▸ **What to work on**:
Pull out every line below holding the word "File".

▸ **Source material**:
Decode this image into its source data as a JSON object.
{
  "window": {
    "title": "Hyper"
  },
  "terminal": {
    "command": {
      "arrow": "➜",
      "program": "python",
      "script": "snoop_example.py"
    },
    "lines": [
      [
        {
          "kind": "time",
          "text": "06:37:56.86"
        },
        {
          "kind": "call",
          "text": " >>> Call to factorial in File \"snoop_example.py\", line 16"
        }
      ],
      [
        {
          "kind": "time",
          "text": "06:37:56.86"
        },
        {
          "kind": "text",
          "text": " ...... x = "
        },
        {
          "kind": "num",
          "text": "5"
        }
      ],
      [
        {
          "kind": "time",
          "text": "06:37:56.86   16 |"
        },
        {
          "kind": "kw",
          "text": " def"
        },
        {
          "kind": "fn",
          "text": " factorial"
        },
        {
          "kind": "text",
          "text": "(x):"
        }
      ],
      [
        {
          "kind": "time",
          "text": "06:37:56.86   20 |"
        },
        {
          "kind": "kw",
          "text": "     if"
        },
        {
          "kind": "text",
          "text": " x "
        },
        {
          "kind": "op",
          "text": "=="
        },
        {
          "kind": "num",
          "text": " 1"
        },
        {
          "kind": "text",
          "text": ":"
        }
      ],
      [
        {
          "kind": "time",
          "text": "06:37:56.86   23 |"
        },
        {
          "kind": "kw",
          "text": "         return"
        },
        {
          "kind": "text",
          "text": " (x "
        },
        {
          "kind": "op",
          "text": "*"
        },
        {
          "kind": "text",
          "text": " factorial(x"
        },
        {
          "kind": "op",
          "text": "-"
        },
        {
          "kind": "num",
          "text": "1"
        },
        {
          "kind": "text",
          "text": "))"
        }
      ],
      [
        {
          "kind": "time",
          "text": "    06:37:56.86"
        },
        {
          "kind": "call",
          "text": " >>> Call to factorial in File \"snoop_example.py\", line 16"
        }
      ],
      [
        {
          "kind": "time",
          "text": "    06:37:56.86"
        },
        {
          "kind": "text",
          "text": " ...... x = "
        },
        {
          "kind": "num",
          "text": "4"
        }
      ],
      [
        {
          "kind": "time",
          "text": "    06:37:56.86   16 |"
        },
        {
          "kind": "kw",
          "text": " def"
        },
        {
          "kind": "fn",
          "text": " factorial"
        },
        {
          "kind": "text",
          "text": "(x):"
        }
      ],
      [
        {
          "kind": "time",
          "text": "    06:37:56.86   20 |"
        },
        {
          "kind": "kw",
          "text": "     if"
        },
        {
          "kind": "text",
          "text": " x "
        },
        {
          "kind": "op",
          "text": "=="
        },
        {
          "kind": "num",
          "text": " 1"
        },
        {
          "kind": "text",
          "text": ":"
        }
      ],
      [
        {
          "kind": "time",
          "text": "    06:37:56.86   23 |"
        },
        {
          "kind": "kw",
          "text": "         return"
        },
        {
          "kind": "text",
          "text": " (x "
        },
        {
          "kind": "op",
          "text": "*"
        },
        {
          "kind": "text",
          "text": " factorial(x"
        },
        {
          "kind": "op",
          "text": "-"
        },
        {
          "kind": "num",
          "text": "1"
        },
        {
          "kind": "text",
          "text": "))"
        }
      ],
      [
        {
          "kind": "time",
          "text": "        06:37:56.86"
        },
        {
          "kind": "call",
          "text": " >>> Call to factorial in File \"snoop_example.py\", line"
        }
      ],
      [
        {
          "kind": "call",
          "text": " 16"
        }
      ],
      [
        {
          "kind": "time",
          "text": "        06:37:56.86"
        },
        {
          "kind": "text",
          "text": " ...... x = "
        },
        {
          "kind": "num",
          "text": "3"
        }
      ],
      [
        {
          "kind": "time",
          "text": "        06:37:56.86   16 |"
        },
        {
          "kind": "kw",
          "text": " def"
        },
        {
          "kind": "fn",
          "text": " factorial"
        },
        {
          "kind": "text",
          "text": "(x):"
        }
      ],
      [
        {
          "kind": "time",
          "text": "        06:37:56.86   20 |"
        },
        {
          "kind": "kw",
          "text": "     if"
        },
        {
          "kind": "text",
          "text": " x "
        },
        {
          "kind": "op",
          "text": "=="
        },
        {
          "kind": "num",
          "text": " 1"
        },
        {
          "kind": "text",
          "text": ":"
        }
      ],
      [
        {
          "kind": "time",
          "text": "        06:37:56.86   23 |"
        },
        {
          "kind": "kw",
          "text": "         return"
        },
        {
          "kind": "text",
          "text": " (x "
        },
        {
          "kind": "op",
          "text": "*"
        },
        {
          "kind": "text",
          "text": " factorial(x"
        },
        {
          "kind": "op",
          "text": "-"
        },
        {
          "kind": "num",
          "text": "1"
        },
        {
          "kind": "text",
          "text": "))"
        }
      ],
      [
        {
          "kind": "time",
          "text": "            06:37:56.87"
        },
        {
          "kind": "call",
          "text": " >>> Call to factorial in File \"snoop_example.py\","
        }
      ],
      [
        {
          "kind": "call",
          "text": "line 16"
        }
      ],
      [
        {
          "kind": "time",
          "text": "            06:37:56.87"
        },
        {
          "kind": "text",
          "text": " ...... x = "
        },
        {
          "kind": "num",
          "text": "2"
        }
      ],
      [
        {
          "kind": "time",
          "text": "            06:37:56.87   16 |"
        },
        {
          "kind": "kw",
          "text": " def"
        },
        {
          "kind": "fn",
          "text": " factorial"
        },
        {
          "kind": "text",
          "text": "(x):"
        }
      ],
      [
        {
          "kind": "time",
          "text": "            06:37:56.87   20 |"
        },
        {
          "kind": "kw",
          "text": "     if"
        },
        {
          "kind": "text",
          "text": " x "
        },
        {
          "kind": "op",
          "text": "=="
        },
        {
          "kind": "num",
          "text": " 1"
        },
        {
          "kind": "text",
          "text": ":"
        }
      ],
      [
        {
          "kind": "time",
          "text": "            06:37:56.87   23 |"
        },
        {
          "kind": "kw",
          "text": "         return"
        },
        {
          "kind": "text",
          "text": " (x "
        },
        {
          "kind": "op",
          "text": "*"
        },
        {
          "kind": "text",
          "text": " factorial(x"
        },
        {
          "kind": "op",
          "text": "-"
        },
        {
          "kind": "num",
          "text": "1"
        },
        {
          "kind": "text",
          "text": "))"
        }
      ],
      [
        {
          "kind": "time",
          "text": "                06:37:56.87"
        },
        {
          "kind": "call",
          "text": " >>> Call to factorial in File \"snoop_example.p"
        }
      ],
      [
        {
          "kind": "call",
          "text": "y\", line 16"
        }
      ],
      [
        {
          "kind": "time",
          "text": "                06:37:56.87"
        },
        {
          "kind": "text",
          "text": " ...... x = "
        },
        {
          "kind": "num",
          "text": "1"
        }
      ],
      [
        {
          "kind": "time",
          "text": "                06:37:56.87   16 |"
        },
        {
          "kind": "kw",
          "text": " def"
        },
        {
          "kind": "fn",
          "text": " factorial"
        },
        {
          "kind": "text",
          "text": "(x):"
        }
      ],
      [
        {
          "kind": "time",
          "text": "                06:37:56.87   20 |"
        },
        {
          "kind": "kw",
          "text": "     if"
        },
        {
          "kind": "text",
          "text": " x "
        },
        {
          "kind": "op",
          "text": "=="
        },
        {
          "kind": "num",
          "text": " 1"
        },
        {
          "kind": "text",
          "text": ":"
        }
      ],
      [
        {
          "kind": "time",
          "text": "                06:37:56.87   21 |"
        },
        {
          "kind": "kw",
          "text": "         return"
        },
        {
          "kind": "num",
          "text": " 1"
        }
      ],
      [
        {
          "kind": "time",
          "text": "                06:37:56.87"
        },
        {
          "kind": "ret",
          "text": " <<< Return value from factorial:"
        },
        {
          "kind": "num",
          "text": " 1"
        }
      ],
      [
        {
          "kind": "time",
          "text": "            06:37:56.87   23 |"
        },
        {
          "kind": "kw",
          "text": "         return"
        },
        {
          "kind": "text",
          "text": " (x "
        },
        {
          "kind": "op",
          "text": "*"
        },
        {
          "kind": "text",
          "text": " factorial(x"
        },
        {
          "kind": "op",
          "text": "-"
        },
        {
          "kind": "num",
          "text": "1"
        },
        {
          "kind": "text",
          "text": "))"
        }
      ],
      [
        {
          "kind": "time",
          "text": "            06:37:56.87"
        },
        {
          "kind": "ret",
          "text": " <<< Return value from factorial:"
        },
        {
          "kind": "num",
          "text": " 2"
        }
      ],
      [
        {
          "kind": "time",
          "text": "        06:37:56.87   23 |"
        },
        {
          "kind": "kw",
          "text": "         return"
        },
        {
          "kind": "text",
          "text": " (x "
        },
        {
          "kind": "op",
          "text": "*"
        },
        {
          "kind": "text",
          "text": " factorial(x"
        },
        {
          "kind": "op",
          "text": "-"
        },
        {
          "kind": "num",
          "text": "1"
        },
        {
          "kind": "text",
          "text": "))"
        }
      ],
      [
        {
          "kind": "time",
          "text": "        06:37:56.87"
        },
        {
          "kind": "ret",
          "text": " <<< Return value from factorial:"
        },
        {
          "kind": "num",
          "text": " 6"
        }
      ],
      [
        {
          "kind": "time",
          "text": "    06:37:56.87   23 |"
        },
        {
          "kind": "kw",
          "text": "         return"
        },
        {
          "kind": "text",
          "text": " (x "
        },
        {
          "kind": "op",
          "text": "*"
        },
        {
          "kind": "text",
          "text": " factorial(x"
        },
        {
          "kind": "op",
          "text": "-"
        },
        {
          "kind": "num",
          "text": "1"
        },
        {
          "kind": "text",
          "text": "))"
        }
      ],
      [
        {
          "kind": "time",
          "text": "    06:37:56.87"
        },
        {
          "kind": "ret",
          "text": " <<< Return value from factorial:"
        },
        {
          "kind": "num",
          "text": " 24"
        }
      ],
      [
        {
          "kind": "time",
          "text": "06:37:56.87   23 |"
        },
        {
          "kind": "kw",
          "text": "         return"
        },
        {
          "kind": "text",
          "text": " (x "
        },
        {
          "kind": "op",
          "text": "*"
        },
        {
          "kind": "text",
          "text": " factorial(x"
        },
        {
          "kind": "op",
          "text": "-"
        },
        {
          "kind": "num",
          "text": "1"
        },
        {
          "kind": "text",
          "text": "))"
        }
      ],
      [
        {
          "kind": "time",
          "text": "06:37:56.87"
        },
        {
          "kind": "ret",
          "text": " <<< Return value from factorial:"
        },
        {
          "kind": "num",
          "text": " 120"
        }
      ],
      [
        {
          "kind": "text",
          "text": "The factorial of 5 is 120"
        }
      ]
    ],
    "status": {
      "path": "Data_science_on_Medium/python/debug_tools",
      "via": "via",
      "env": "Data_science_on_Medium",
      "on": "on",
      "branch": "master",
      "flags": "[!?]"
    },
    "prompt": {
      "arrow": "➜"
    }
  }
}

▸ **Exercise result**:
          "text": " >>> Call to factorial in File \"snoop_example.py\", line 16"
          "text": " >>> Call to factorial in File \"snoop_example.py\", line 16"
          "text": " >>> Call to factorial in File \"snoop_example.py\", line"
          "text": " >>> Call to factorial in File \"snoop_example.py\","
          "text": " >>> Call to factorial in File \"snoop_example.p"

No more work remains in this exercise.